### DATASET

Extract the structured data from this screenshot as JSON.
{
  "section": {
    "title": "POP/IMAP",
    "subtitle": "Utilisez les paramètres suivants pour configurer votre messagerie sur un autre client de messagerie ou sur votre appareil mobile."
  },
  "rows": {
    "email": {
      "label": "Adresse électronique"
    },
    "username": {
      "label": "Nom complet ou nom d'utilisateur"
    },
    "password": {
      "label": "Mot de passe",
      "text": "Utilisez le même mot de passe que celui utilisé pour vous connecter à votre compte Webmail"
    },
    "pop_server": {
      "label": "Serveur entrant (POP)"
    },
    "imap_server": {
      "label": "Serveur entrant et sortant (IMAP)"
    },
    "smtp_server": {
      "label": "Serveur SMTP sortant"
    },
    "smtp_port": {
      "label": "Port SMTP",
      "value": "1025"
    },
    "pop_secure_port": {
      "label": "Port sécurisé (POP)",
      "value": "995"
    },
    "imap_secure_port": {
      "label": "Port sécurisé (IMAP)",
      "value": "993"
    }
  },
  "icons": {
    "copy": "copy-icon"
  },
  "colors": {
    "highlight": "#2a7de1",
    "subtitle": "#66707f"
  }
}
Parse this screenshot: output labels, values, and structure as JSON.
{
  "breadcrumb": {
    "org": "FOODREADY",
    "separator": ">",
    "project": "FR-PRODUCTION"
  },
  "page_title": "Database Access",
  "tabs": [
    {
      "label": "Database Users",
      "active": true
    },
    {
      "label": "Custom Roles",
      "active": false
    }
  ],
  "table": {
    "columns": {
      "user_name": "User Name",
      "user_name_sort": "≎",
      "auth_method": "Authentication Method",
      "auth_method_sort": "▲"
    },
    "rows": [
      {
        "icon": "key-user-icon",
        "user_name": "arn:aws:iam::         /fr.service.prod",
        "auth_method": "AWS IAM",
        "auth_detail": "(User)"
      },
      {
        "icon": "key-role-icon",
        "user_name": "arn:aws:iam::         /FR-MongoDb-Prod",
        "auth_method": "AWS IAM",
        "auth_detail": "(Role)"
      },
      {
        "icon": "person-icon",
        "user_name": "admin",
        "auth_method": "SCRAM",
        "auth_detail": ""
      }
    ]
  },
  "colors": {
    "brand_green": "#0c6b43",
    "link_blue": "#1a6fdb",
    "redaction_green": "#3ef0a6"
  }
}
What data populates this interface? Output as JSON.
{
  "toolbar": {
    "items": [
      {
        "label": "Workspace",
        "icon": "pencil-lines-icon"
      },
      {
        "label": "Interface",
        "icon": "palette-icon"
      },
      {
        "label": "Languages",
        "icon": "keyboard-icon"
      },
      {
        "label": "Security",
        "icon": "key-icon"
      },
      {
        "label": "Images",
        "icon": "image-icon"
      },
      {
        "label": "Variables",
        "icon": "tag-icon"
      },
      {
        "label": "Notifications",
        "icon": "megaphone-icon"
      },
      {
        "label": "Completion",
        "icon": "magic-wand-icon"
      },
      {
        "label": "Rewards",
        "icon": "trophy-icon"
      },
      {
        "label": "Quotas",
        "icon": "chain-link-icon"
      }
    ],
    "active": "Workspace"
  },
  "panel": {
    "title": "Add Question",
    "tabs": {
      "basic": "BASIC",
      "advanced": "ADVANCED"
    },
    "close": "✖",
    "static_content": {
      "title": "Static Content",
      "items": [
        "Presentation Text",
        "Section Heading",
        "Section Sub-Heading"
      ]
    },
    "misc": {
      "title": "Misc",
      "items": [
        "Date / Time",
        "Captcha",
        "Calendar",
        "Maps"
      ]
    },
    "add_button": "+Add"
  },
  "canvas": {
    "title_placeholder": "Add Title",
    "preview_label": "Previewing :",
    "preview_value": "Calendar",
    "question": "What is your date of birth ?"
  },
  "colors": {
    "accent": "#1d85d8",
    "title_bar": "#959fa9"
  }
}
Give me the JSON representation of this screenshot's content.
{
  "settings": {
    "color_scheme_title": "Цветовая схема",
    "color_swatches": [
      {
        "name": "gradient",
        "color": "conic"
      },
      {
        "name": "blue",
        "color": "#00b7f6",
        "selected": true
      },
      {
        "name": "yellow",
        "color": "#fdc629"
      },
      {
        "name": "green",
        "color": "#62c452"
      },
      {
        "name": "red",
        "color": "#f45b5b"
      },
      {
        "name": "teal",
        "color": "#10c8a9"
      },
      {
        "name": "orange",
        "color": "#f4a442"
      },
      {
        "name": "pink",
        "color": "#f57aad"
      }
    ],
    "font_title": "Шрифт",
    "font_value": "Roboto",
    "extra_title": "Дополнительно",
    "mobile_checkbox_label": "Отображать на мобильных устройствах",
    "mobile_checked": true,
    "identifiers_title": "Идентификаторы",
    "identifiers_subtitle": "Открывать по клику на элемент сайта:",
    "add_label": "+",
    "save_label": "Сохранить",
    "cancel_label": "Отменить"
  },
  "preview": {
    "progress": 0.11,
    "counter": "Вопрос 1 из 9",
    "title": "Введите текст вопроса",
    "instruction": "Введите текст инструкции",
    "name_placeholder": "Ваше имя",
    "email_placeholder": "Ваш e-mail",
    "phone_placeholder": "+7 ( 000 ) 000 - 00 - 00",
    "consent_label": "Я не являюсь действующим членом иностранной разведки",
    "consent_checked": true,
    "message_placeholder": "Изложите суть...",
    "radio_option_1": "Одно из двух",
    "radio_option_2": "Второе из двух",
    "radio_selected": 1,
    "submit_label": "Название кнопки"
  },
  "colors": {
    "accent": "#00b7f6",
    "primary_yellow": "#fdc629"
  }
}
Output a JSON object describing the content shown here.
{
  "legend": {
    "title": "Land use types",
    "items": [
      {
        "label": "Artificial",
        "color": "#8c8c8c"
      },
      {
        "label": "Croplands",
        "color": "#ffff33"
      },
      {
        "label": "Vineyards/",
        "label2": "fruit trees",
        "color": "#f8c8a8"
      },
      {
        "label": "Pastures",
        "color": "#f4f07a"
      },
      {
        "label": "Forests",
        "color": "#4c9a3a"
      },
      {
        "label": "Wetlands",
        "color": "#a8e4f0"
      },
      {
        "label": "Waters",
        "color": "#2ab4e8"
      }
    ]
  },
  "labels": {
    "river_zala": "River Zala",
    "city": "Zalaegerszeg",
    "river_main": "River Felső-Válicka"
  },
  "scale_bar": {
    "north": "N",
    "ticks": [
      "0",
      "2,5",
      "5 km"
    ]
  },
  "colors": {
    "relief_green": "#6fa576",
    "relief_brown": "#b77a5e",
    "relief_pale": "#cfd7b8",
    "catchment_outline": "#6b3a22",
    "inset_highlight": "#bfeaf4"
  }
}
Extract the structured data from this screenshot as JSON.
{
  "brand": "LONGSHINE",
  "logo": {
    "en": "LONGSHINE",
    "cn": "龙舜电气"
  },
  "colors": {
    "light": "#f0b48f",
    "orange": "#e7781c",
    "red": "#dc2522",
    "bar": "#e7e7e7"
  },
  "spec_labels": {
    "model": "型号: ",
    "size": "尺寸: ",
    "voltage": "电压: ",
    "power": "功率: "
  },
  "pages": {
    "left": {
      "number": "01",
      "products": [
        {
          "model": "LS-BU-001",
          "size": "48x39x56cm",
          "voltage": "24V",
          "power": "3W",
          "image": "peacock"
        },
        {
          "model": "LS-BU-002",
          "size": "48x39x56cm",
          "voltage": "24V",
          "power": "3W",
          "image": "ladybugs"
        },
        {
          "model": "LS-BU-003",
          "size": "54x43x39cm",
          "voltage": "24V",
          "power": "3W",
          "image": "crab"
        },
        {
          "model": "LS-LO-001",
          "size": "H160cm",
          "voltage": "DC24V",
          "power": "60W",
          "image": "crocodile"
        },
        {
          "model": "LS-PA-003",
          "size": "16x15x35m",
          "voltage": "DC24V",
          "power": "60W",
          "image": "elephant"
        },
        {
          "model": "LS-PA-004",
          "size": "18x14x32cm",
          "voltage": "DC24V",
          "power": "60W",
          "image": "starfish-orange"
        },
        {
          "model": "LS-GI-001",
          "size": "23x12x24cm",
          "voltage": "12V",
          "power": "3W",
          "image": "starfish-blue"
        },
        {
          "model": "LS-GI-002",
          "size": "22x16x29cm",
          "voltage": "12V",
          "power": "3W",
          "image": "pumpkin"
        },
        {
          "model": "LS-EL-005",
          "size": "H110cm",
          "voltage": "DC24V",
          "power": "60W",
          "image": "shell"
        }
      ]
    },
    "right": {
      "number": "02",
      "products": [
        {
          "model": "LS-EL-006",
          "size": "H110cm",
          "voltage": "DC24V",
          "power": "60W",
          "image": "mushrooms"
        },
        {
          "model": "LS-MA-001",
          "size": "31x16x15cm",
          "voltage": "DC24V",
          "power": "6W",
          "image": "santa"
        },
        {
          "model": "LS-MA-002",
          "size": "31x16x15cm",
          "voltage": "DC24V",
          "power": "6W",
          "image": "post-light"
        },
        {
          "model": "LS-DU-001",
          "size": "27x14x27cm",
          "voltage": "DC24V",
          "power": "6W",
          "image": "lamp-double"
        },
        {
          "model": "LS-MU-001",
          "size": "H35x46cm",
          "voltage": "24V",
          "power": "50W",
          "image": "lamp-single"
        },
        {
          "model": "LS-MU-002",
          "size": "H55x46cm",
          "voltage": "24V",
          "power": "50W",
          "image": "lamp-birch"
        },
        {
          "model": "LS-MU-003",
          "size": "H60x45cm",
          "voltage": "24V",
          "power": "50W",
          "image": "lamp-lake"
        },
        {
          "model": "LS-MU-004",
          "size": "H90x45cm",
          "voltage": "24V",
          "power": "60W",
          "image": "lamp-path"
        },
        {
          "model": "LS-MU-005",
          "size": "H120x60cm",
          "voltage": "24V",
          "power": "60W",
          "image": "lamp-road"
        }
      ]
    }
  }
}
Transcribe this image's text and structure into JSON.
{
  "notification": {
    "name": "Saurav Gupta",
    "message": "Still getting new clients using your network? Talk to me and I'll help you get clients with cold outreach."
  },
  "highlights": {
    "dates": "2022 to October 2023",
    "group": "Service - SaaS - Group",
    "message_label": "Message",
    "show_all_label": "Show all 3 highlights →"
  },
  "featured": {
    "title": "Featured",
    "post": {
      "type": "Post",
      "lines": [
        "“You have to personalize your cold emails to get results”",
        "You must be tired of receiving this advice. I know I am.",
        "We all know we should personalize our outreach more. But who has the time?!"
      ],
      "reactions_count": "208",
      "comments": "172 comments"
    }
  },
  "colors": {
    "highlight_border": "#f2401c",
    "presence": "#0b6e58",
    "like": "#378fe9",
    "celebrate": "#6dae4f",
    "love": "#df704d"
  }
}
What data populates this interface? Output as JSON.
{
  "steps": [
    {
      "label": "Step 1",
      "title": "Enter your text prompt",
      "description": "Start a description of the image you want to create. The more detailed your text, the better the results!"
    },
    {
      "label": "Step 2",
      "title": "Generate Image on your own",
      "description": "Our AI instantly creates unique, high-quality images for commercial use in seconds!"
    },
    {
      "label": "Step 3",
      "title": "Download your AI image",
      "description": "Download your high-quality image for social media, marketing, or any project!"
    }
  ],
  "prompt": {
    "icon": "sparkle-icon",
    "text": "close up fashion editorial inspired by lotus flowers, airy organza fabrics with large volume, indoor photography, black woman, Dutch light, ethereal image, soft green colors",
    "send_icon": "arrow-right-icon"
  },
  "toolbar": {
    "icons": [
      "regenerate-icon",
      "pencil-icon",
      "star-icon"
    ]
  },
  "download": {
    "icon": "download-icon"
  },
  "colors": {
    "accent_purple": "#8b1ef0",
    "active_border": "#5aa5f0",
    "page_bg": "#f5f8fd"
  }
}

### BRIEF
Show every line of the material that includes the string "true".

### SOLUTION TO THIS PROBLEM
      "active": true
        "selected": true
    "mobile_checked": true,
    "consent_checked": true,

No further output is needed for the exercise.